- _Your assignment_
Your task is to copy each line of the material that includes "Opaque".

─── Data records

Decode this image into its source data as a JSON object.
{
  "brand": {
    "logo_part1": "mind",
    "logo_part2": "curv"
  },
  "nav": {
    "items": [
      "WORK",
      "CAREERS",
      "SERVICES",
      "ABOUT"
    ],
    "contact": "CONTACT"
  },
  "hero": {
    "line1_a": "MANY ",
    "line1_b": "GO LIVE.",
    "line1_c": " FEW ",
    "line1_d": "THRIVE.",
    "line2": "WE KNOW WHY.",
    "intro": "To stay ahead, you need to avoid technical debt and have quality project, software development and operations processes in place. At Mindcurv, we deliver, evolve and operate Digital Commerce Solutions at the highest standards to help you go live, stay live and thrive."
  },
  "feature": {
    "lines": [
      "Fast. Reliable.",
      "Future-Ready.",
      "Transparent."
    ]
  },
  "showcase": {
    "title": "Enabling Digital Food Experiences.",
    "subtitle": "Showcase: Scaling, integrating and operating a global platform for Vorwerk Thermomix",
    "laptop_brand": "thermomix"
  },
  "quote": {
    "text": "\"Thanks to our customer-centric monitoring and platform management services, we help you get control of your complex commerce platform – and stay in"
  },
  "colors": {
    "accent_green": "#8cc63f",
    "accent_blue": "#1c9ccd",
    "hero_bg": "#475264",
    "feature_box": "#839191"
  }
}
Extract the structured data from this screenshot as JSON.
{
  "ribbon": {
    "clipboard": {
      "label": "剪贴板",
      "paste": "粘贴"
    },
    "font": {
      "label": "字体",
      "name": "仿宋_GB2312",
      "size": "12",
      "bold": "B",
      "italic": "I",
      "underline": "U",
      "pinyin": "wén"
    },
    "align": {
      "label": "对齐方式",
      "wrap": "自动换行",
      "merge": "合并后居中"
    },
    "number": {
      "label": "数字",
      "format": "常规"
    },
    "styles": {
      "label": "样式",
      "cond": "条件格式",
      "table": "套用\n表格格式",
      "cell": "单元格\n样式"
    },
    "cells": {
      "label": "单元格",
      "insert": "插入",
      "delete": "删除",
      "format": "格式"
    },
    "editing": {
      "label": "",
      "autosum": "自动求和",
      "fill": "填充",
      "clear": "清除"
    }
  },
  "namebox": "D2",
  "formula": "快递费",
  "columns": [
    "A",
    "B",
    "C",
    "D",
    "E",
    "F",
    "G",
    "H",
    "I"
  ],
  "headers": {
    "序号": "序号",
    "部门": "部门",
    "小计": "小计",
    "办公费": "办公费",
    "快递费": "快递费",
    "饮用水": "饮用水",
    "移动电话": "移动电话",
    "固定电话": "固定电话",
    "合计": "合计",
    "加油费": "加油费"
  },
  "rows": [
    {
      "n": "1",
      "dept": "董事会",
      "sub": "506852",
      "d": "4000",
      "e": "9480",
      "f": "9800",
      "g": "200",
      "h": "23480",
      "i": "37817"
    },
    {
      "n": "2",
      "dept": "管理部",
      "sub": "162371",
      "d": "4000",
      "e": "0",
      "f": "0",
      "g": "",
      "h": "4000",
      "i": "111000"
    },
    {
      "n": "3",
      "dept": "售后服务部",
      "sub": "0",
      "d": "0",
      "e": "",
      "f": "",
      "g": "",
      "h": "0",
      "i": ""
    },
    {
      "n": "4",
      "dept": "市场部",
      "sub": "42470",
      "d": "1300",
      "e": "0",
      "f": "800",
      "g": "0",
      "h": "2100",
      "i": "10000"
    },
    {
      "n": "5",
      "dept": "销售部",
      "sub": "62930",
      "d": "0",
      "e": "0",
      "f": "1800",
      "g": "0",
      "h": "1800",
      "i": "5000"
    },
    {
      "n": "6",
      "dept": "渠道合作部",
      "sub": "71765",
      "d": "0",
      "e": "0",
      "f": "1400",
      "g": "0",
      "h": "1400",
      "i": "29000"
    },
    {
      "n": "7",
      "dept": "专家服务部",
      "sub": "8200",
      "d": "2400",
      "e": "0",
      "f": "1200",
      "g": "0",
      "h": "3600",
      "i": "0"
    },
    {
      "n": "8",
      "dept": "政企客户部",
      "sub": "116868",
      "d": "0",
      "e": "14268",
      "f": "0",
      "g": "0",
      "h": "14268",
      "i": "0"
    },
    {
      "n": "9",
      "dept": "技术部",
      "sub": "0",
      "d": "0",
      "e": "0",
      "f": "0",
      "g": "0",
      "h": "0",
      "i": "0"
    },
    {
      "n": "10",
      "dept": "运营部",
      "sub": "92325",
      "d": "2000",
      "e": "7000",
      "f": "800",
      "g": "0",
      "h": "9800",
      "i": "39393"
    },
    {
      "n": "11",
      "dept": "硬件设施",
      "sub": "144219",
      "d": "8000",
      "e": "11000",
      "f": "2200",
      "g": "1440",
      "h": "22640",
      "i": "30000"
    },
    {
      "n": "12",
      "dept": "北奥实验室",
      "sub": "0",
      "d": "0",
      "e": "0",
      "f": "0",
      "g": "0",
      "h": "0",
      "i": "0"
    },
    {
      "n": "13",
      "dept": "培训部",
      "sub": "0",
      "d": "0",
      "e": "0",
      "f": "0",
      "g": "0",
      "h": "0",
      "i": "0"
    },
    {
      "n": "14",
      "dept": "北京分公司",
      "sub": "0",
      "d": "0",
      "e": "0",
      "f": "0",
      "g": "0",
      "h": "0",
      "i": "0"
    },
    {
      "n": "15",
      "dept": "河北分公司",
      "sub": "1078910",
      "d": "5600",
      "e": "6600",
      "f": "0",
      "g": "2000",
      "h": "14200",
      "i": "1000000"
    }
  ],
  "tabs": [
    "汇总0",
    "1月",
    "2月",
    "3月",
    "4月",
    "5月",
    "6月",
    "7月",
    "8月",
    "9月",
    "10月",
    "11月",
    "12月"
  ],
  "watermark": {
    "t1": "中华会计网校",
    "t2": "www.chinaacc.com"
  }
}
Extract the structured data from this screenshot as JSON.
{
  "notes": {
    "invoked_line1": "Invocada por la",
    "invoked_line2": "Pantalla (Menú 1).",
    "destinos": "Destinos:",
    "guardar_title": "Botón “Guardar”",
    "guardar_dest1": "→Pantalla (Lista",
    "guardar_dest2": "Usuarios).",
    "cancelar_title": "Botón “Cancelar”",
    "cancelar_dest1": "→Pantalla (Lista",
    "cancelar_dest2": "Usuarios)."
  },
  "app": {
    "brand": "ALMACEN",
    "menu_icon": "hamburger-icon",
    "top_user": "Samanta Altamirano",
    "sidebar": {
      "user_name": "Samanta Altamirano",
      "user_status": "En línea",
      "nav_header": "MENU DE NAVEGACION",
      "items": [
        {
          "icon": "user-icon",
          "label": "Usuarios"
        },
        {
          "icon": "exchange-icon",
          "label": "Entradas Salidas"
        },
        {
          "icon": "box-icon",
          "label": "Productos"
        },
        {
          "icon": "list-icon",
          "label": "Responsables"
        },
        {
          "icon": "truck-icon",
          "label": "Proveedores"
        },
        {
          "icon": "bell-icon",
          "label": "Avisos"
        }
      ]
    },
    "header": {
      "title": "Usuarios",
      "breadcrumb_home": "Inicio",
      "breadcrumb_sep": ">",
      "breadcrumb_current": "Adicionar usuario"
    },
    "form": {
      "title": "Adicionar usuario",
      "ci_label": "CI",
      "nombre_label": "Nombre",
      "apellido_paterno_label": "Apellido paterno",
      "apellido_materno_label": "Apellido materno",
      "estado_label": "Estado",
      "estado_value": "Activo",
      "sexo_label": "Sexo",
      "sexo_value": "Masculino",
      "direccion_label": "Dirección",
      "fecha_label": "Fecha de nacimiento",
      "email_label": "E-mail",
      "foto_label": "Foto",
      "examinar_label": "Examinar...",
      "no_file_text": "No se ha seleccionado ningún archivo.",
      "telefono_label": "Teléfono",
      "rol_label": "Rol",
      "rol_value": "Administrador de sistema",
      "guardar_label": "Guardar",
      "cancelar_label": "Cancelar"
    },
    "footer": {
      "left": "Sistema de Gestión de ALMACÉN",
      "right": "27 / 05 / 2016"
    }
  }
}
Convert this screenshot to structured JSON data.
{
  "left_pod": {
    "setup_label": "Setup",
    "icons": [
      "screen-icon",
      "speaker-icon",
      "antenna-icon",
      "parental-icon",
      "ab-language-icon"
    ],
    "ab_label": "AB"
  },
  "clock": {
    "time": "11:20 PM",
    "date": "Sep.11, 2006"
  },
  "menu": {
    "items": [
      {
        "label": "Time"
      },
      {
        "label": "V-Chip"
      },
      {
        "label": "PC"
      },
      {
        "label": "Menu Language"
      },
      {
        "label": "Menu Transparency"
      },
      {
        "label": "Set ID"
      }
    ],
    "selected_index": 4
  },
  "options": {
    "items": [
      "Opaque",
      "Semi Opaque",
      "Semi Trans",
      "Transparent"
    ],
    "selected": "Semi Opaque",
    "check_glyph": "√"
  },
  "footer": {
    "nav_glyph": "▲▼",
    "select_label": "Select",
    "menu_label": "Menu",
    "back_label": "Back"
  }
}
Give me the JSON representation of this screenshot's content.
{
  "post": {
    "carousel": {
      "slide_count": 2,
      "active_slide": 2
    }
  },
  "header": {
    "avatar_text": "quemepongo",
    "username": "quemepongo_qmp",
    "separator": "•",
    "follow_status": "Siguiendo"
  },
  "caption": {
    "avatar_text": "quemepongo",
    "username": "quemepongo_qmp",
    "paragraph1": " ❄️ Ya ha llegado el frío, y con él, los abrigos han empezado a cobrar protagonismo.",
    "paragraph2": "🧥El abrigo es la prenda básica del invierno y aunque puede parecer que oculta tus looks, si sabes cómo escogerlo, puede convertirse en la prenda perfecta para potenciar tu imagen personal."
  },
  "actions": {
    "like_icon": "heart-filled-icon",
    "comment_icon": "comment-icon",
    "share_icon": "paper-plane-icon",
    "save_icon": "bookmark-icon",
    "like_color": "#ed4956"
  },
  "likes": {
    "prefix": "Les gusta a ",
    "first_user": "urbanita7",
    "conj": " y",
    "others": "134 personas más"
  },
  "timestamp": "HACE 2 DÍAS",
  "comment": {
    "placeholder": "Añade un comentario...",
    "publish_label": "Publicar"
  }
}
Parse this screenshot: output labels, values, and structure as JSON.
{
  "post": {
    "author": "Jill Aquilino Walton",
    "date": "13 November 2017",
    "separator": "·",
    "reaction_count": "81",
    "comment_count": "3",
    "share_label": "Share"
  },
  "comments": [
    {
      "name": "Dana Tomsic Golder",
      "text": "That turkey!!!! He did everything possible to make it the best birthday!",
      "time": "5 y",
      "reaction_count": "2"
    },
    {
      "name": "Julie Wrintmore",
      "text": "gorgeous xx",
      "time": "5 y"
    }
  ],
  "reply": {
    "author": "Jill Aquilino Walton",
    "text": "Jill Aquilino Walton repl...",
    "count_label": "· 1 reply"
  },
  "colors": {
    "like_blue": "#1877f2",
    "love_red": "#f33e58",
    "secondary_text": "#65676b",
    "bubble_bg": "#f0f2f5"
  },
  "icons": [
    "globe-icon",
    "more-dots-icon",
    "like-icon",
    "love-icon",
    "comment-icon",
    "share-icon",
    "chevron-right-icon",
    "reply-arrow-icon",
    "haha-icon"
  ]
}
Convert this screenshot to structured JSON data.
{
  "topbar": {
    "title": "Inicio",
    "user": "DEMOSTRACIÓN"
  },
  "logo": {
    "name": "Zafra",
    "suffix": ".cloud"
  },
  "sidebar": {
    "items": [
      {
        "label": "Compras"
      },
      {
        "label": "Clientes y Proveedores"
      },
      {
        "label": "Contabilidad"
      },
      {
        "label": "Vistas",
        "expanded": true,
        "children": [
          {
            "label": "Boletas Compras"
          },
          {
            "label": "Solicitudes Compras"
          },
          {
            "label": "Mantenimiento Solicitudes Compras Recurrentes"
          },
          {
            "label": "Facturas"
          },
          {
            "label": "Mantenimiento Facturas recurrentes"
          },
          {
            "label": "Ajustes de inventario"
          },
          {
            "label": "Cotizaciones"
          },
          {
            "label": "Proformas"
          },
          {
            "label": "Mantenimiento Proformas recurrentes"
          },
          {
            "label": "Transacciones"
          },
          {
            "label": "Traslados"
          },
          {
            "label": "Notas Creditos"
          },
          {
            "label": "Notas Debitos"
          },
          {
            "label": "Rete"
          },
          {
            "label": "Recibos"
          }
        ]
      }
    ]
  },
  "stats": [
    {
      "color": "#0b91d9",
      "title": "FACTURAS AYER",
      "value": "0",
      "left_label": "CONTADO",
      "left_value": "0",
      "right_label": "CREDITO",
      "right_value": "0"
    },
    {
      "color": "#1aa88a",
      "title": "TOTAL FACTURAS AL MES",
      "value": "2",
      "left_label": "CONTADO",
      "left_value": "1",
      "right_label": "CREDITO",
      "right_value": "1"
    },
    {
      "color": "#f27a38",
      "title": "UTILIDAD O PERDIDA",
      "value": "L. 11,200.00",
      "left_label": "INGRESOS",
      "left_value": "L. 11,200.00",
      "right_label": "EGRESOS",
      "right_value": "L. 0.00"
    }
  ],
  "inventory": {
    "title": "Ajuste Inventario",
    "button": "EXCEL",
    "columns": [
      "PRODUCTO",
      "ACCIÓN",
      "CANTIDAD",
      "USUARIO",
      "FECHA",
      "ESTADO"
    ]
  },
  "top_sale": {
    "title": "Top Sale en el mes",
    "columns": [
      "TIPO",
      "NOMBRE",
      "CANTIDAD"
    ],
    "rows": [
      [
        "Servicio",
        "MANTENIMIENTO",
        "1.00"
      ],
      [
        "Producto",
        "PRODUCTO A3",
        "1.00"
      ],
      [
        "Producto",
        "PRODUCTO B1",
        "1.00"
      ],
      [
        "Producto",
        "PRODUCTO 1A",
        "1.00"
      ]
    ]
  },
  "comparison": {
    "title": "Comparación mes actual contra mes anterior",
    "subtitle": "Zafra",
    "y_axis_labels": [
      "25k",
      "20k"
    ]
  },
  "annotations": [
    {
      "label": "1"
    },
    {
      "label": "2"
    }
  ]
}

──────

- _Result of this exercise_
      "Opaque",
      "Semi Opaque",
    "selected": "Semi Opaque",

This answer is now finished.